A few hours before Barack Obama gives a speech in St. Paul, Minn., that's being billed as the start of the general election, John McCain will try to frame the fall campaign his own way, just outside New Orleans.
McCain's been focusing on Obama for weeks now, as his aides concluded long ago that Hillary Clinton wouldn't win the Democratic nomination. But speechwriter Mark Salter says tonight's remarks will be more obviously aimed at the general election. "Mostly new," Salter told Salon by BlackBerry as he traveled with McCain to fundraisers in Memphis and New Orleans before the speech. "Reform. Big changes needed. Own man. Record of reform and bipartisanship and putting public interest before party, presidents and self."
That's about as succinct as you can get, but it does a pretty good job of summing up the message McCain wants to hit as voters start to think about a general election campaign. Democrats say McCain is running for George W. Bush's third term, so McCain wants to highlight his already well-publicized breaks with the Bush administration (while minimizing the areas where he's come around to agreeing with the White House -- often on some of the same issues, like tax cuts). That's "own man." This fall's election is shaping up to be about who can change the course the country is on, and McCain's team knows that; to compete with Obama, whose entire campaign so far has been about change, they have to offer up their own version of the theme. That's "reform" and "big changes needed."
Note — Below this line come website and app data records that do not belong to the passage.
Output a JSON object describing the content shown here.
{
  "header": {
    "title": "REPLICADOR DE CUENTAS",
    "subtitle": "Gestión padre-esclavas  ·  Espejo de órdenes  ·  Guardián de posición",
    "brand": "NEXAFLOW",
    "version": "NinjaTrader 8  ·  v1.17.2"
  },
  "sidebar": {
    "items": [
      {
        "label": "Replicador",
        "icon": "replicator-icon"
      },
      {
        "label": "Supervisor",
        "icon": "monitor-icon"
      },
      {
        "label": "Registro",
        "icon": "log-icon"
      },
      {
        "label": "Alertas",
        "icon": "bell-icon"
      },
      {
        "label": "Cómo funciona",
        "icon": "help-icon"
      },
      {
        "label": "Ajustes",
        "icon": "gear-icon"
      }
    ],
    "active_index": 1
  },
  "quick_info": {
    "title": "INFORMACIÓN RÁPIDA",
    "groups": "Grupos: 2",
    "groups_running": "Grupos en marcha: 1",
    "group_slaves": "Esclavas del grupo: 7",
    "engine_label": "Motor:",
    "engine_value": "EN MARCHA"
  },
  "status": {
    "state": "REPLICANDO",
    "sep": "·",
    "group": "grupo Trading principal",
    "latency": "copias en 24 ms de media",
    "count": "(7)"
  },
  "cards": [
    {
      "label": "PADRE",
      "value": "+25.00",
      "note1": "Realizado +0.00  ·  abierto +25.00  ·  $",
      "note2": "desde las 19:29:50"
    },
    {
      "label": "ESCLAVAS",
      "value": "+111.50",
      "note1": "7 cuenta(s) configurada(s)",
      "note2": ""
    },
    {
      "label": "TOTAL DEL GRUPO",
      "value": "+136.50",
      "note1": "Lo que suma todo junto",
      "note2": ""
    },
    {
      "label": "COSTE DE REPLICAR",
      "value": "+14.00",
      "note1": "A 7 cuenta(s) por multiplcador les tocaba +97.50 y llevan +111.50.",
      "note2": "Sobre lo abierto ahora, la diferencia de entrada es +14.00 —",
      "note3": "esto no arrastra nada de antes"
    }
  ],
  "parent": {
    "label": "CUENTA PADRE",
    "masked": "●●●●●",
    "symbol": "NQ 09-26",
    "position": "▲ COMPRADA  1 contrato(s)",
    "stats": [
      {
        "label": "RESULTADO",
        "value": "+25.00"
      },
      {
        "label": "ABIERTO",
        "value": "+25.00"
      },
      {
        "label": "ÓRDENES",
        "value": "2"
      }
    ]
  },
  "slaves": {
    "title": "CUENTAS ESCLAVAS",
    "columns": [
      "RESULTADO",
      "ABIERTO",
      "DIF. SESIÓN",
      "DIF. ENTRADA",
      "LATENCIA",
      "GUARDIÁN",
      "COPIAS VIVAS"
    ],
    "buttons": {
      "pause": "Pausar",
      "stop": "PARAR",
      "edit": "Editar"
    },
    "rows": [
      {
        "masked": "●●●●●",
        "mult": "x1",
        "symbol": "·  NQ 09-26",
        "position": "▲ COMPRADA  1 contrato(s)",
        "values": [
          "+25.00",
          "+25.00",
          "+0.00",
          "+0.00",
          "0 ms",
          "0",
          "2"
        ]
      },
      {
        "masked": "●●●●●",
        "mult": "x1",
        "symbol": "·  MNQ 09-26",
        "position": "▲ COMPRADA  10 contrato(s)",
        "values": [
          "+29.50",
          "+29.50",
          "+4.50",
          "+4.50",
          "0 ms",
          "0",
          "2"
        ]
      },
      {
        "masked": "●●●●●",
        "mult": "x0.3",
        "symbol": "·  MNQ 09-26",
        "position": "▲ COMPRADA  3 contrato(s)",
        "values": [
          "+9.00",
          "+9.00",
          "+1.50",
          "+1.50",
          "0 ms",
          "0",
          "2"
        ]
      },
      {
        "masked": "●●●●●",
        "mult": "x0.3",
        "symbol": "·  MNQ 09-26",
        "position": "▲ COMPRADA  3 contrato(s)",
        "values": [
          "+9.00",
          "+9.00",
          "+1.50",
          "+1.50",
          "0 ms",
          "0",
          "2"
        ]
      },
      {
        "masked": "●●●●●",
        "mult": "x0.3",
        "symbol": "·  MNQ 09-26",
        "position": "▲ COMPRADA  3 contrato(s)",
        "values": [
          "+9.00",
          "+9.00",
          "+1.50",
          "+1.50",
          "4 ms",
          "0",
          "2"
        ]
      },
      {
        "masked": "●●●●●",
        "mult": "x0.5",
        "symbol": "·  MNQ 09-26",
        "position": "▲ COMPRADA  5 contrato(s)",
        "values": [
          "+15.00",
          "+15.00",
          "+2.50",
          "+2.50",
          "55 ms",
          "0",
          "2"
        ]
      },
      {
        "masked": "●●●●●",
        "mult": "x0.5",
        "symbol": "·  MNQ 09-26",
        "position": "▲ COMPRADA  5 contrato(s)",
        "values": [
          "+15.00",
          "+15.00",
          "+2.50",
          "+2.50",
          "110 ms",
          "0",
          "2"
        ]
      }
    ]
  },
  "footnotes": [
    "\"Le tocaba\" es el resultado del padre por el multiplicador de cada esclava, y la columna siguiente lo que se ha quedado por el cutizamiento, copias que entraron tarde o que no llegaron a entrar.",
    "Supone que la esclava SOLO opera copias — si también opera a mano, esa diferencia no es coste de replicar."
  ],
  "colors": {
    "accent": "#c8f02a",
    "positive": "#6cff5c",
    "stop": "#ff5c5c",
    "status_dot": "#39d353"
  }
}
And finally, McCain and his senior aides have long believed that the movement Obama built over the last year and a half was largely a cult of personality, and that Obama -- despite often moving rhetoric about bringing America together and getting past the partisan politics of the past -- hasn't really shown he can do that. Republicans think McCain's military service and decades in Washington will show he's committed to higher principles, and that voters won't see the same dedication in Obama. Hence the emphasis on "putting public interest before party, presidents and self."
What remains to be seen is whether McCain makes that contrast implicitly, by simply emphasizing his own record, or explicitly, by attacking Obama. Salter wouldn't say.